*** Begin section ***

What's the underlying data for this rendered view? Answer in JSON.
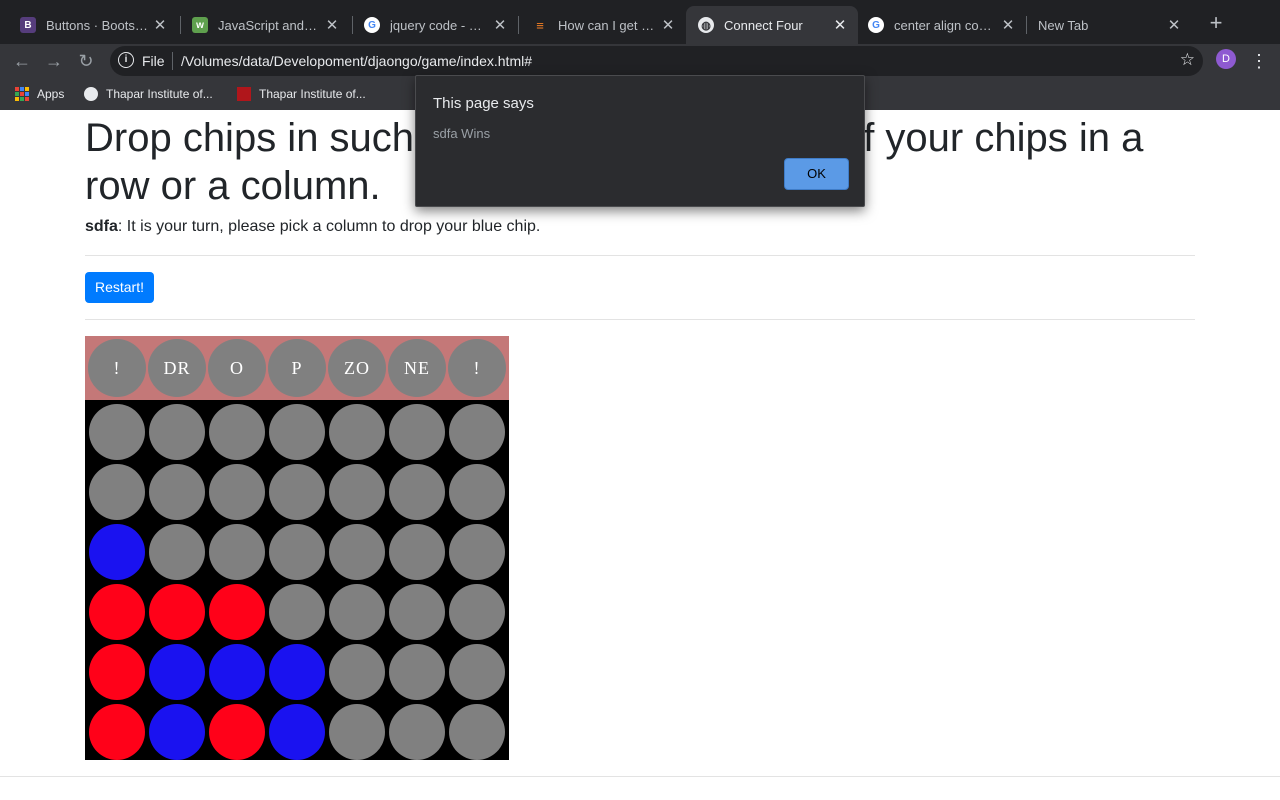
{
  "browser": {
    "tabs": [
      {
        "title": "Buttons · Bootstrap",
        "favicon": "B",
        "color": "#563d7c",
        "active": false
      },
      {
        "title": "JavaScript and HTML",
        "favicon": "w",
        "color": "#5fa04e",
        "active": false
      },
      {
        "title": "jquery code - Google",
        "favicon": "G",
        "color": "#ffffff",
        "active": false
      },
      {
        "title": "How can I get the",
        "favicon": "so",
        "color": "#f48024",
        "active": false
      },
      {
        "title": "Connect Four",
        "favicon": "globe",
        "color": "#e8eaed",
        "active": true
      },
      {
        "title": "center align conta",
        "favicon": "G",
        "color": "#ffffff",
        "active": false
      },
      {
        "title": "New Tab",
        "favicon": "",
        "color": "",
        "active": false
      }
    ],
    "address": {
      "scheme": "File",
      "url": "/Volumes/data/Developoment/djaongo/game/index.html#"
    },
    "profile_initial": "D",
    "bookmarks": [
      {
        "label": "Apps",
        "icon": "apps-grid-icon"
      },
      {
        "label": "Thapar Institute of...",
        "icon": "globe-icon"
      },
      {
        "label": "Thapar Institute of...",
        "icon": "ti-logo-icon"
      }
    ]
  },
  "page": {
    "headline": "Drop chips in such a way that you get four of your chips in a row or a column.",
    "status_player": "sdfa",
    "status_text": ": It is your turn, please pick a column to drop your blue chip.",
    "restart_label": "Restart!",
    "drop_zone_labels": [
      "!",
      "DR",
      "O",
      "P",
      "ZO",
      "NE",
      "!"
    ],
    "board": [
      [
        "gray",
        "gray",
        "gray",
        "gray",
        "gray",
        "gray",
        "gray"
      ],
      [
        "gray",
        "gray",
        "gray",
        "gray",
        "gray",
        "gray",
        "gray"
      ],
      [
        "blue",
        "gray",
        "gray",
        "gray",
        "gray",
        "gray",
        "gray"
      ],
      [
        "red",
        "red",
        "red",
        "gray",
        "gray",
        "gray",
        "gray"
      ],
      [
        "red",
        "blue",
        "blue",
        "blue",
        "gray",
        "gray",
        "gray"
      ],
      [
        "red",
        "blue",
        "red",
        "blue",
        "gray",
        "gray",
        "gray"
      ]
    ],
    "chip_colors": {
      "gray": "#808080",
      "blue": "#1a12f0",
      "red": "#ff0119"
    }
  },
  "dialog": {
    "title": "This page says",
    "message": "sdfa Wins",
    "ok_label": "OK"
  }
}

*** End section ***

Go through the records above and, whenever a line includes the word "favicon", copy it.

TASK ANSWER:
        "favicon": "B",
        "favicon": "w",
        "favicon": "G",
        "favicon": "so",
        "favicon": "globe",
        "favicon": "G",
        "favicon": "",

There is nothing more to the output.